Can anyone explain to me qualitatively, what kind of field exists inside a waveguide at EXACTLY the cut-off frequency?

I would be grateful if an explanation was given about waveguides with metalic boundaries and dielectric waveguides (optical fibers).

• I know that below cutoff frequency (for a specific mode) there is attenuation thus no propagation. Above cutoff, there is propagation. The question is simple: What happens EXACTLY at cutoff? Dec 10, 2021 at 18:16

One way of looking at it (not thinking too hard about the differences between TE, TM, and hybrid modes) is to consider the momentum vector, or k-vector, of the mode.

Like any vector, a k-vector can be decomposed as $$\\vec{k}=k_x \hat{x} + k_y \hat{y} + k_z \hat{z}\$$. If the waveguide is aligned in the z-direction, then $$\k_x\$$ and $$\k_y\$$ tell us how much of the wave's momentum is (speaking crudely) bouncing back and forth between the walls of the waveguide, and $$\k_z\$$ tells us how much of the momentum is devoted to propagating the wave along the guide.

The boundary conditions for the (n,m)'th mode to propagate can be expressed as $$k_x=\frac{n\pi}{\ell_x}$$ and $$k_y=\frac{m\pi}{\ell_y}$$

As the waveguide dimensions $$\\ell_x\$$ and $$\\ell_y\$$ shrink, more of the k-vector must be used to fulfill these boundary conditions and less is available for the $$\k_z\$$ component.

When $$\|\vec{k}|^2 = k_x^2 + k_y^2\$$, and therefore $$\k_z=0\$$, we have reached the cut-off condition.

Basically we have a wave that is resonating in the x and y directions (transverse to the guide) and simply a plane wave (no variation) in the z direction.

• Great explanation!

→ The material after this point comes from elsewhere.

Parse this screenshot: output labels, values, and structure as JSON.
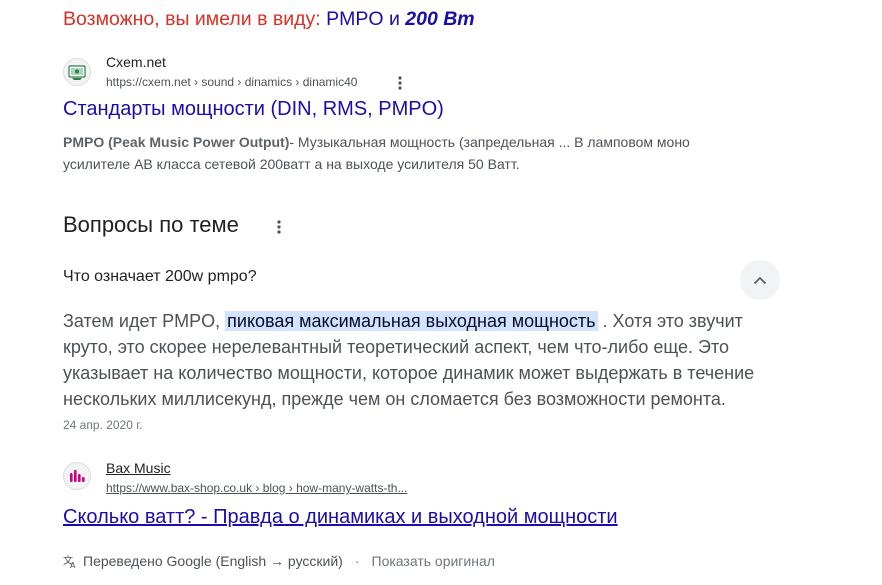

Thanks! Does the same applies to optical fibers? Dec 10, 2021 at 18:29
• @MinasMichaelOpethian, essentially yes, but of course the mode structure is different (and there can be many polarizations, not just x and y). The basic result (at cut-off you have no energy transport along the fiber axis) is the same. Dec 10, 2021 at 19:32
• Is there resonance in the xy plane in this case? Dec 10, 2021 at 19:33
• @MinasMichaelOpethian, yes, there would be some kind of resonance in the x-y plane. Dec 10, 2021 at 19:34
• Thanks! Is there any book you recommend that gives nice qualitative explanations like you did? Dec 10, 2021 at 19:37